§ **DATASET CONTENT**:
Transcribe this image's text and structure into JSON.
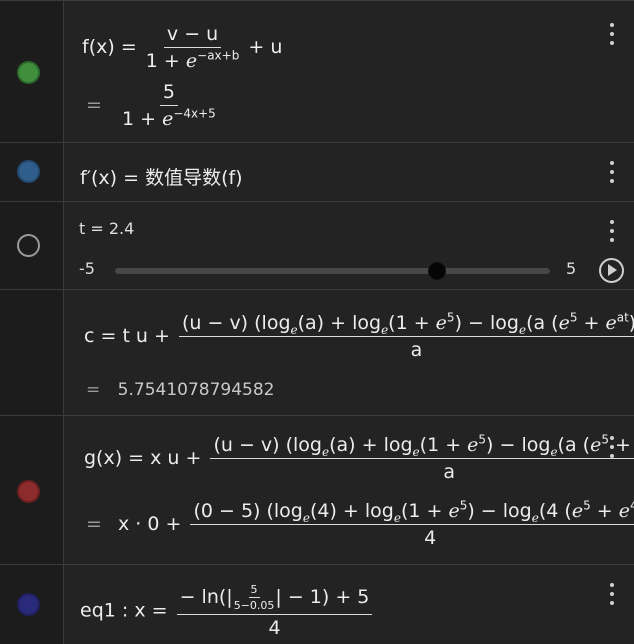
{
  "colors": {
    "f_dot": "#3f8f3f",
    "fp_dot": "#2f5d8c",
    "t_dot": "#9a9a9a",
    "g_dot": "#8c2b2b",
    "eq1_dot": "#2a2a7a"
  },
  "row_f": {
    "lhs": "f(x)",
    "eq": "=",
    "num": "v − u",
    "den_pre": "1 +",
    "e": "e",
    "den_exp": "−ax+b",
    "tail": "+ u",
    "res_eq": "=",
    "res_num": "5",
    "res_den_pre": "1 +",
    "res_exp": "−4x+5"
  },
  "row_fp": {
    "text": "f′(x) = 数值导数(f)"
  },
  "row_t": {
    "text": "t = 2.4",
    "min": "-5",
    "max": "5",
    "value": 2.4,
    "range_min": -5,
    "range_max": 5
  },
  "row_c": {
    "lhs": "c = t u +",
    "num": "(u − v) (log",
    "den": "a",
    "res_eq": "=",
    "result": "5.7541078794582"
  },
  "row_g": {
    "lhs": "g(x) = x u +",
    "den": "a",
    "res_eq": "=",
    "res_lhs": "x · 0 +",
    "res_den": "4"
  },
  "row_eq1": {
    "lhs": "eq1 : x =",
    "num_pre": "− ln(|",
    "inner_num": "5",
    "inner_den": "5−0.05",
    "num_post": "| − 1) + 5",
    "den": "4"
  }
}
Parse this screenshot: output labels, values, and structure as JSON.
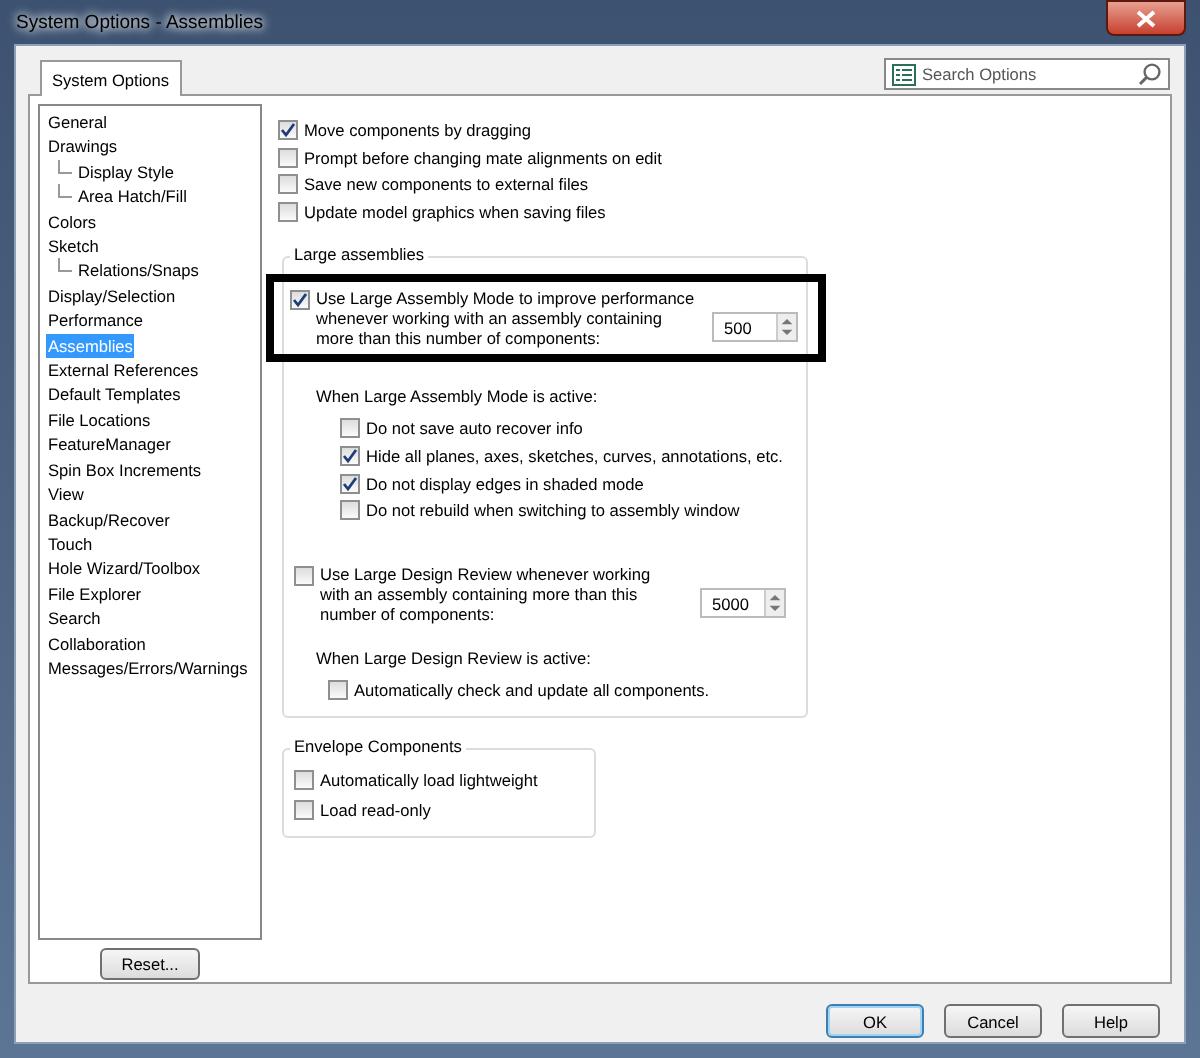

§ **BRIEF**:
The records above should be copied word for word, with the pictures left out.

§ **TASK RESULT**:
Transcribe this image's text and structure into JSON.
{
  "colors": {
    "f_dot": "#3f8f3f",
    "fp_dot": "#2f5d8c",
    "t_dot": "#9a9a9a",
    "g_dot": "#8c2b2b",
    "eq1_dot": "#2a2a7a"
  },
  "row_f": {
    "lhs": "f(x)",
    "eq": "=",
    "num": "v − u",
    "den_pre": "1 +",
    "e": "e",
    "den_exp": "−ax+b",
    "tail": "+ u",
    "res_eq": "=",
    "res_num": "5",
    "res_den_pre": "1 +",
    "res_exp": "−4x+5"
  },
  "row_fp": {
    "text": "f′(x) = 数值导数(f)"
  },
  "row_t": {
    "text": "t = 2.4",
    "min": "-5",
    "max": "5",
    "value": 2.4,
    "range_min": -5,
    "range_max": 5
  },
  "row_c": {
    "lhs": "c = t u +",
    "num": "(u − v) (log",
    "den": "a",
    "res_eq": "=",
    "result": "5.7541078794582"
  },
  "row_g": {
    "lhs": "g(x) = x u +",
    "den": "a",
    "res_eq": "=",
    "res_lhs": "x · 0 +",
    "res_den": "4"
  },
  "row_eq1": {
    "lhs": "eq1 : x =",
    "num_pre": "− ln(|",
    "inner_num": "5",
    "inner_den": "5−0.05",
    "num_post": "| − 1) + 5",
    "den": "4"
  }
}
Parse this screenshot: output labels, values, and structure as JSON.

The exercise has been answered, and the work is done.